[[ Extracted information open ]]
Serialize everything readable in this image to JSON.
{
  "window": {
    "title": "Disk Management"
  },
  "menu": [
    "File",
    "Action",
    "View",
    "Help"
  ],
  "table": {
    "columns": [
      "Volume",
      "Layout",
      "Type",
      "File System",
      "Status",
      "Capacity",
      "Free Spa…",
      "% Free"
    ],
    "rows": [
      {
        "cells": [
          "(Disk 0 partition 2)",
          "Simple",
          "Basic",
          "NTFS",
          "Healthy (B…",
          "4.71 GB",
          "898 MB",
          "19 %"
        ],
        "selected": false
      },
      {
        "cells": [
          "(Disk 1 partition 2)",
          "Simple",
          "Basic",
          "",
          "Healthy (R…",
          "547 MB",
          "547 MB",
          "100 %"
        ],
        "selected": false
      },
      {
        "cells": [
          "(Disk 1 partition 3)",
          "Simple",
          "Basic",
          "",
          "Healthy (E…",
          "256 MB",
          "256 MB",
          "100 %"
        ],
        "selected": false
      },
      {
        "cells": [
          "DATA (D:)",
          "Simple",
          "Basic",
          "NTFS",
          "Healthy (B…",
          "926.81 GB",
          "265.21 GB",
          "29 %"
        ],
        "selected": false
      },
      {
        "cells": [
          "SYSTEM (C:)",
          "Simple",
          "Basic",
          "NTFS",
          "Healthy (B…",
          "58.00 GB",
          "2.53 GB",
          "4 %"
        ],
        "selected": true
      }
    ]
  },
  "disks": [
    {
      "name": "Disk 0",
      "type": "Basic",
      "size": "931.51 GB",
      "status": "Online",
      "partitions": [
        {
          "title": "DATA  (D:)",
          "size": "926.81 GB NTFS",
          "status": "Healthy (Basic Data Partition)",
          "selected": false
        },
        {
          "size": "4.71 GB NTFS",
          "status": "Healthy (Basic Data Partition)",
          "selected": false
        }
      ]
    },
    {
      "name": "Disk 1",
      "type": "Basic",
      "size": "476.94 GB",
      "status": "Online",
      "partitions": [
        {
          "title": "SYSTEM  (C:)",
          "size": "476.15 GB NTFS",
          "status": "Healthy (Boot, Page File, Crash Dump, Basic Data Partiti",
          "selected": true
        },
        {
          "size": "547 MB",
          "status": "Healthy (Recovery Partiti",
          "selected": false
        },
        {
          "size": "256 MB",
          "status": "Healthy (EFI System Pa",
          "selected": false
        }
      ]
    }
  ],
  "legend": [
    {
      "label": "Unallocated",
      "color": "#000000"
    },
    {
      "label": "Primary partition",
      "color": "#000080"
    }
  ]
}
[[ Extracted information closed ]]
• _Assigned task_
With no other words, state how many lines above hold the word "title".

• _Task result_
3